Well I thought I would talk to you about the tea rooms at church house during General synod last month. Firstly, if you'r unfamiliar with the carry on there, the food is varied offering both a cooked option as well as various sandwiches, well that is unless you arrive late and then its tuna. The prices are good for London but I’m told that the food at the Methodist establishment over the road is more varied and cheaper. In church house the tea and coffee are free!
The overall ambience of the room is a bit odd I’m afraid. Certainly the wood panelled walls might have been ordered for the Bishops, to make them feel quite at home. The panelling also has the effect of making the rest of us feel awkwardly superior compared to the student demonstrators ‘kettled’ in the wintry cold outside.
Image via Wikipedia I did espy a policeman in full riot gear charge through the main doors of church house and minutes later reappear from the lower floor. He charged out again with a little less speed, this time zipping his trousers up as he ran.
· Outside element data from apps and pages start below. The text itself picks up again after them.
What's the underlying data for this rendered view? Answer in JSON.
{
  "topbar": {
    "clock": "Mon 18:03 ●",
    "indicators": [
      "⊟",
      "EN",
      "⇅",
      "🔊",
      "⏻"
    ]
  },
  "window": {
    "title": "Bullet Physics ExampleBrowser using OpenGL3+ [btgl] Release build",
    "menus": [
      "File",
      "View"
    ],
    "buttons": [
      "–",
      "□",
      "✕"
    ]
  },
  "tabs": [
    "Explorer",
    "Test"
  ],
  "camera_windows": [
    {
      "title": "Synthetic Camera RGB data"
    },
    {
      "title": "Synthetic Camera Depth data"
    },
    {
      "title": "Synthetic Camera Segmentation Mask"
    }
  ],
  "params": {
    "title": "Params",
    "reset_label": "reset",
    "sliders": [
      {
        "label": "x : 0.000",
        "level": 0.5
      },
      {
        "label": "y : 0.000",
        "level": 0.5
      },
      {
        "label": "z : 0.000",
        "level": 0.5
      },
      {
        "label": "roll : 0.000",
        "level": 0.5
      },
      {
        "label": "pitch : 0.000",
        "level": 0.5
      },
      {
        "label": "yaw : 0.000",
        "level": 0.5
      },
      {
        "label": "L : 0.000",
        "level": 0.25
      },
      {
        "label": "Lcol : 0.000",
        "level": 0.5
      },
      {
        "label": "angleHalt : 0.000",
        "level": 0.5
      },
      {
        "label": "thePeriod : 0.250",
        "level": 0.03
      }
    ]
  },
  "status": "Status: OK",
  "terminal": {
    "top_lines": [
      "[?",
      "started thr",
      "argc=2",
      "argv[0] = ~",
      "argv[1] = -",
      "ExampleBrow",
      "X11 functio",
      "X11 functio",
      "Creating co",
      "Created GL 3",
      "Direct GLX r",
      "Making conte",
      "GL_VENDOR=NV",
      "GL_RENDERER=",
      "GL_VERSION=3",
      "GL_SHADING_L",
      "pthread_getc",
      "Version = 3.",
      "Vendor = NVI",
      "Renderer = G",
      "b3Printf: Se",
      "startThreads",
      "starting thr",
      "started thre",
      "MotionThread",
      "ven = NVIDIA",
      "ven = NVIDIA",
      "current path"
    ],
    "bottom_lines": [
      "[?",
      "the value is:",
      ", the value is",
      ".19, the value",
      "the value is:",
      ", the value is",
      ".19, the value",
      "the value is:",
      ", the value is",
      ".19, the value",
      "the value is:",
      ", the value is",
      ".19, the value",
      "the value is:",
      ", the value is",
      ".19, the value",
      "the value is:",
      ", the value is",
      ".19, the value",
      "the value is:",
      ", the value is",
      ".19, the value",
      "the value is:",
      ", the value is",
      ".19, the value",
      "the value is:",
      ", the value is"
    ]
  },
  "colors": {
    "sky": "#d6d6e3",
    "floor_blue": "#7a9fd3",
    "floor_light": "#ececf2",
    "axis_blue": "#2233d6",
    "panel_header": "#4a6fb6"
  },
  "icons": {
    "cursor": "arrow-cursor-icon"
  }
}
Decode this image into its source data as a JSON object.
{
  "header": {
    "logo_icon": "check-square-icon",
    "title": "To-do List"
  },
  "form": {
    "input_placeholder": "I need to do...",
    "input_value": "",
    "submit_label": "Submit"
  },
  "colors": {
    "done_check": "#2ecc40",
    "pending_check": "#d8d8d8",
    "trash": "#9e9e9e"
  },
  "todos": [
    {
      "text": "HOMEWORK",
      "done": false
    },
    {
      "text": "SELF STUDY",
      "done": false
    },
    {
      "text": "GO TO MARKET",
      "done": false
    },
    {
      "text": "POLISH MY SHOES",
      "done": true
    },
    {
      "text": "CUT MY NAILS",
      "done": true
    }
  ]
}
That aside, it is the seating arrangements that are truly dire in the tea rooms during General synod. Knowing that you’re Catering for over 400 members, guests and hangers on might enable you to ensure adequate seating. It turns out that this is not the case at all. Yes there are tables and chairs, for about 100 at most, the rest have to perch where they can. The grand wooden panelling and fine ceiling are exposed to the rag tag flopping about of ladies and gentlemen clutching plates of hot food and splashing tea cups close to one another. The scene would be reminiscent of a debauched ball were it not for the sincere and often serious faces of the participants.
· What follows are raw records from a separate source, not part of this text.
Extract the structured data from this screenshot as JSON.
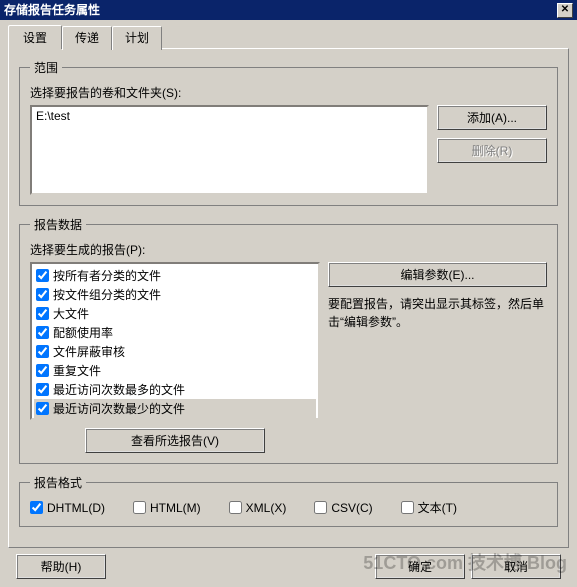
{
  "window": {
    "title": "存储报告任务属性"
  },
  "tabs": [
    {
      "label": "设置",
      "active": true
    },
    {
      "label": "传递",
      "active": false
    },
    {
      "label": "计划",
      "active": false
    }
  ],
  "scope": {
    "legend": "范围",
    "instruction": "选择要报告的卷和文件夹(S):",
    "paths": [
      "E:\\test"
    ],
    "add_label": "添加(A)...",
    "remove_label": "删除(R)"
  },
  "report_data": {
    "legend": "报告数据",
    "instruction": "选择要生成的报告(P):",
    "reports": [
      {
        "label": "按所有者分类的文件",
        "checked": true
      },
      {
        "label": "按文件组分类的文件",
        "checked": true
      },
      {
        "label": "大文件",
        "checked": true
      },
      {
        "label": "配额使用率",
        "checked": true
      },
      {
        "label": "文件屏蔽审核",
        "checked": true
      },
      {
        "label": "重复文件",
        "checked": true
      },
      {
        "label": "最近访问次数最多的文件",
        "checked": true
      },
      {
        "label": "最近访问次数最少的文件",
        "checked": true,
        "selected": true
      }
    ],
    "view_selected_label": "查看所选报告(V)",
    "edit_params_label": "编辑参数(E)...",
    "hint": "要配置报告，请突出显示其标签，然后单击“编辑参数”。"
  },
  "formats": {
    "legend": "报告格式",
    "options": [
      {
        "label": "DHTML(D)",
        "checked": true
      },
      {
        "label": "HTML(M)",
        "checked": false
      },
      {
        "label": "XML(X)",
        "checked": false
      },
      {
        "label": "CSV(C)",
        "checked": false
      },
      {
        "label": "文本(T)",
        "checked": false
      }
    ]
  },
  "buttons": {
    "help": "帮助(H)",
    "ok": "确定",
    "cancel": "取消"
  },
  "watermark": "51CTO.com 技术博 Blog"
}
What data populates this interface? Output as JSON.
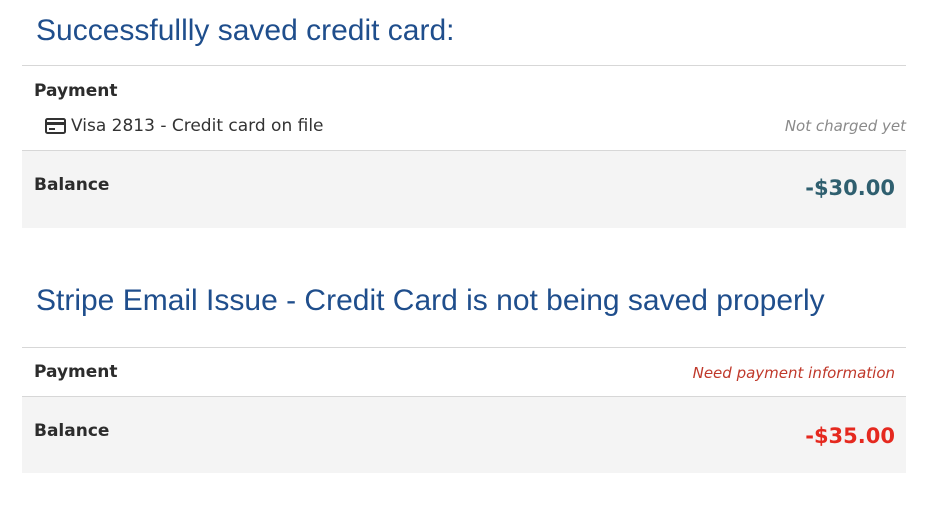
{
  "section_success": {
    "heading": "Successfullly saved credit card:",
    "payment_label": "Payment",
    "card_icon": "credit-card-icon",
    "card_text": "Visa 2813 - Credit card on file",
    "status": "Not charged yet",
    "balance_label": "Balance",
    "balance_amount": "-$30.00",
    "balance_color": "#2f5f6f"
  },
  "section_issue": {
    "heading": "Stripe Email Issue - Credit Card is not being saved properly",
    "payment_label": "Payment",
    "status": "Need payment information",
    "status_color": "#c0392b",
    "balance_label": "Balance",
    "balance_amount": "-$35.00",
    "balance_color": "#e5291f"
  }
}
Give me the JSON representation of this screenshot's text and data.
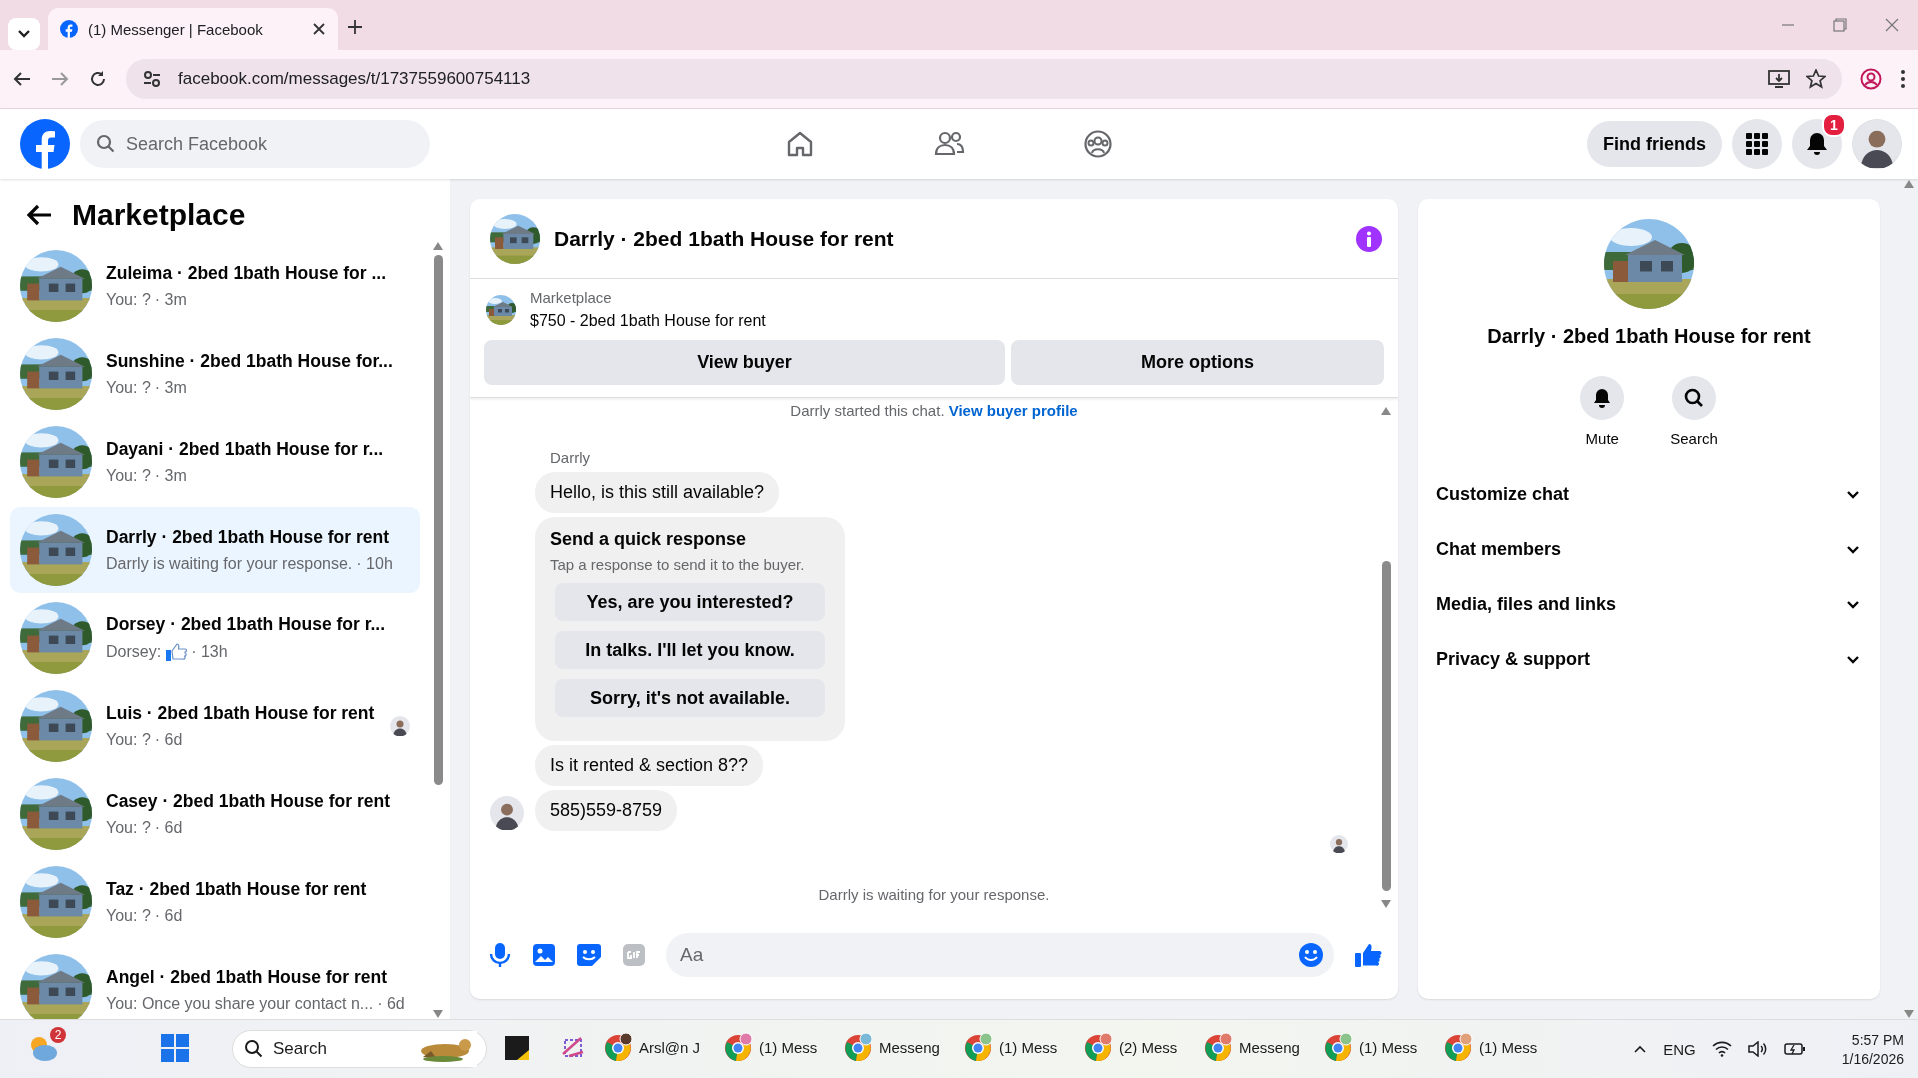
{
  "browser": {
    "tabs": [
      {
        "title": "(1) Messenger | Facebook",
        "selected": true
      }
    ],
    "url": "facebook.com/messages/t/1737559600754113"
  },
  "header": {
    "search": {
      "placeholder": "Search Facebook"
    },
    "find_friends": "Find friends",
    "notification_count": "1"
  },
  "sidebar": {
    "title": "Marketplace",
    "conversations": [
      {
        "title": "Zuleima · 2bed 1bath House for ...",
        "kind": "text",
        "preview": "You: ?",
        "time": "· 3m",
        "selected": false,
        "seen": false
      },
      {
        "title": "Sunshine · 2bed 1bath House for...",
        "kind": "text",
        "preview": "You: ?",
        "time": "· 3m",
        "selected": false,
        "seen": false
      },
      {
        "title": "Dayani · 2bed 1bath House for r...",
        "kind": "text",
        "preview": "You: ?",
        "time": "· 3m",
        "selected": false,
        "seen": false
      },
      {
        "title": "Darrly · 2bed 1bath House for rent",
        "kind": "text",
        "preview": "Darrly is waiting for your response.",
        "time": "· 10h",
        "selected": true,
        "seen": false
      },
      {
        "title": "Dorsey · 2bed 1bath House for r...",
        "kind": "like",
        "preview": "Dorsey:",
        "time": "· 13h",
        "selected": false,
        "seen": false
      },
      {
        "title": "Luis · 2bed 1bath House for rent",
        "kind": "text",
        "preview": "You: ?",
        "time": "· 6d",
        "selected": false,
        "seen": true
      },
      {
        "title": "Casey · 2bed 1bath House for rent",
        "kind": "text",
        "preview": "You: ?",
        "time": "· 6d",
        "selected": false,
        "seen": false
      },
      {
        "title": "Taz · 2bed 1bath House for rent",
        "kind": "text",
        "preview": "You: ?",
        "time": "· 6d",
        "selected": false,
        "seen": false
      },
      {
        "title": "Angel · 2bed 1bath House for rent",
        "kind": "text",
        "preview": "You: Once you share your contact n...",
        "time": "· 6d",
        "selected": false,
        "seen": false
      }
    ]
  },
  "chat": {
    "title": "Darrly · 2bed 1bath House for rent",
    "listing": {
      "label": "Marketplace",
      "description": "$750 - 2bed 1bath House for rent"
    },
    "buttons": [
      "View buyer",
      "More options"
    ],
    "started_note": "Darrly started this chat.",
    "profile_link": "View buyer profile",
    "sender": "Darrly",
    "messages": [
      {
        "kind": "text",
        "text": "Hello, is this still available?"
      },
      {
        "kind": "quick_response",
        "title": "Send a quick response",
        "subtitle": "Tap a response to send it to the buyer.",
        "options": [
          "Yes, are you interested?",
          "In talks. I'll let you know.",
          "Sorry, it's not available."
        ]
      },
      {
        "kind": "text",
        "text": "Is it rented & section 8??"
      },
      {
        "kind": "text",
        "text": "585)559-8759",
        "avatar": true
      }
    ],
    "waiting_note": "Darrly is waiting for your response.",
    "composer": {
      "placeholder": "Aa"
    }
  },
  "details": {
    "title": "Darrly · 2bed 1bath House for rent",
    "actions": [
      {
        "kind": "mute",
        "label": "Mute"
      },
      {
        "kind": "search",
        "label": "Search"
      }
    ],
    "sections": [
      {
        "label": "Customize chat",
        "expanded": false
      },
      {
        "label": "Chat members",
        "expanded": false
      },
      {
        "label": "Media, files and links",
        "expanded": false
      },
      {
        "label": "Privacy & support",
        "expanded": false
      }
    ]
  },
  "taskbar": {
    "weather_badge": "2",
    "search": {
      "placeholder": "Search"
    },
    "apps": [
      {
        "label": "Arsl@n J"
      },
      {
        "label": "(1) Mess"
      },
      {
        "label": "Messeng"
      },
      {
        "label": "(1) Mess"
      },
      {
        "label": "(2) Mess"
      },
      {
        "label": "Messeng"
      },
      {
        "label": "(1) Mess"
      },
      {
        "label": "(1) Mess"
      }
    ],
    "language": "ENG",
    "time": "5:57 PM",
    "date": "1/16/2026"
  }
}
For myself I managed to sit on the floor in a corner of the room and espied the various members pottering about, looking hither and thither as to whom they might like to ‘sit’ next to, or more importantly who they might like to avoid.
Listening to the discussions can be interesting, especially at this synod because of the wheeling and dealings people get up to; such as asking for support for their election to various comittees and posts and suchlike. They are very blatant.
In a rather amusing cameo, I espied a rather shiny trouser bottomed archdeacon from a northern diocese offering the very last tuna surprise to a short cassocked monk not used to such luxury food items. I felt the religious grabbed the sandwich with rather more speed and confidence than he should be familiar with.
Hey Ho MrC